- Pucko, C. 2014. The Impacts of Multiple Anthropogenic Disturbances on the Montane Forests of the Green Mountains, Vermont, USA. University of Vermont, Department of Biology Ph.D. Thesis.
- Rustad, L. et al. 2012. Changing Climate, Changing Forests: The Impacts of Climate Change on Forests of the Northeastern United States and Eastern Canada. Gen. Tech. Rep. NRS-99. Newtown Square, PA: U.S. Department of Agriculture, Forest Service, Northern Research Station. 48 p. Available online: http://www.fs.fed.us/nrs/pubs/gtr/gtr_nrs99.pdf
- Vermont State Climatologist: http://www.uvm.edu/~vtstclim/
VMC Project Database Link
- Burton Island meteorological monitoring https://www.uvm.edu/femc/data/archive/project/burton-island-meteorological-monitoring

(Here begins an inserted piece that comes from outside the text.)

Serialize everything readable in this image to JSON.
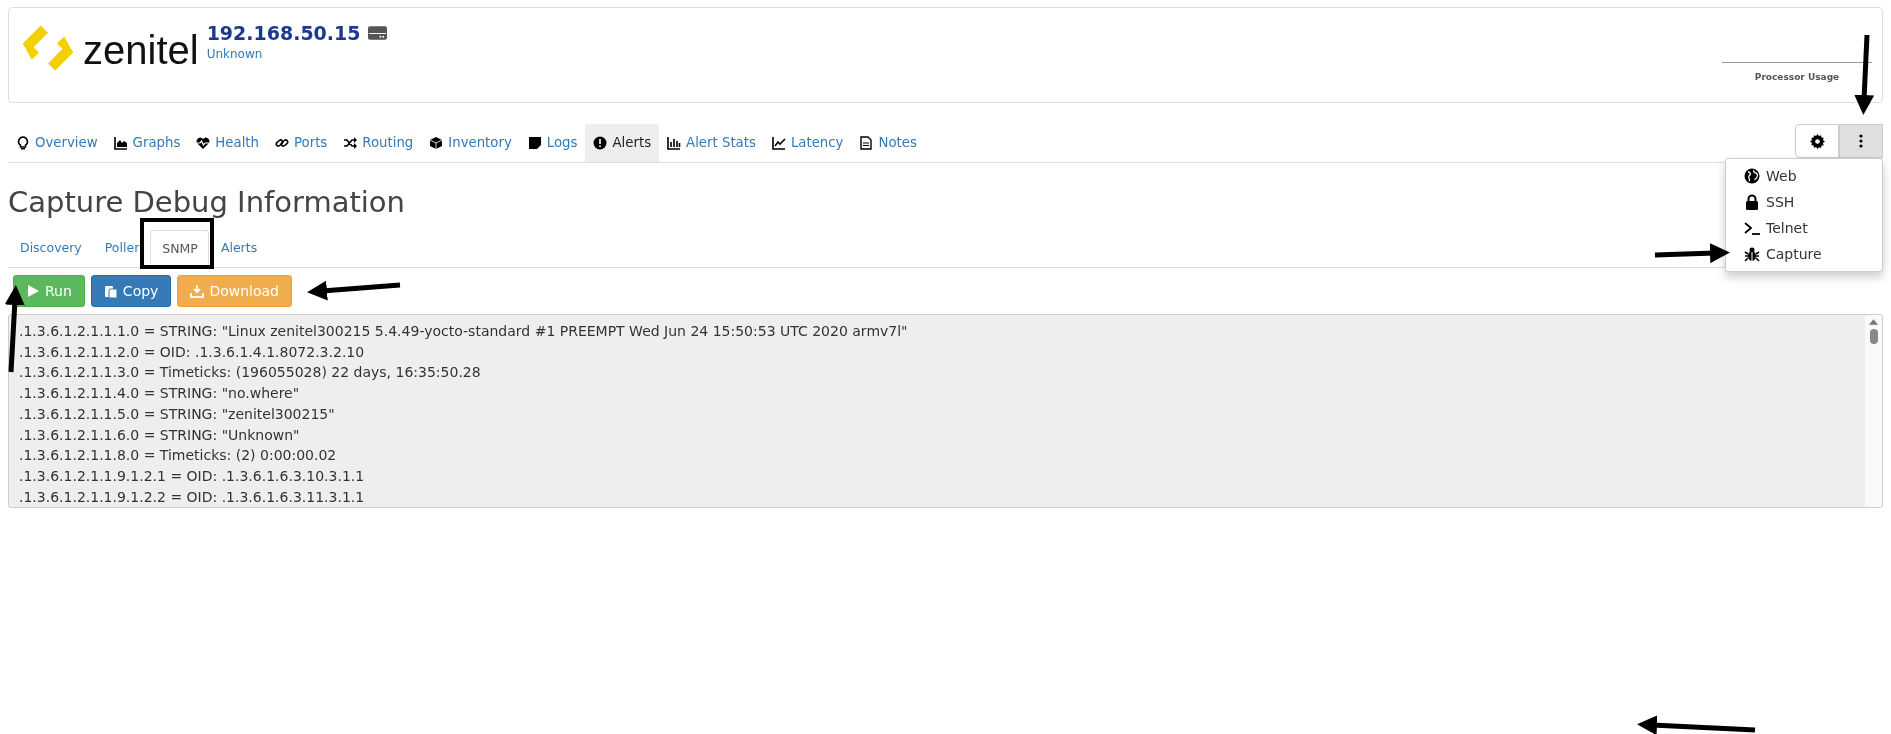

- Colchester Reef meteorological monitoring https://www.uvm.edu/femc/data/archive/project/colchester-reef-meteorological-monitoring-38-m
- Diamond Island meteorological monitoring https://www.uvm.edu/femc/data/archive/project/diamond-island-meteorological-monitoring
- Mount Mansfield east slope mid elevation forest meteorological monitoring https://www.uvm.edu/femc/data/archive/project/mt-mansfield-east-slope-mid-elevation
- Mount Mansfield summit meteorology https://www.uvm.edu/femc/data/archive/project/mount-mansfield-summit-meteorology
- Mount Mansfield west slope mid elevation forest meteorological monitoring https://www.uvm.edu/femc/data/archive/project/mt-mansfield-west-slope-mid-elevation
- Proctor Maple Research Center meteorological monitoring https://www.uvm.edu/femc/data/archive/project/proctor-maple-research-center-meteorological-monitoring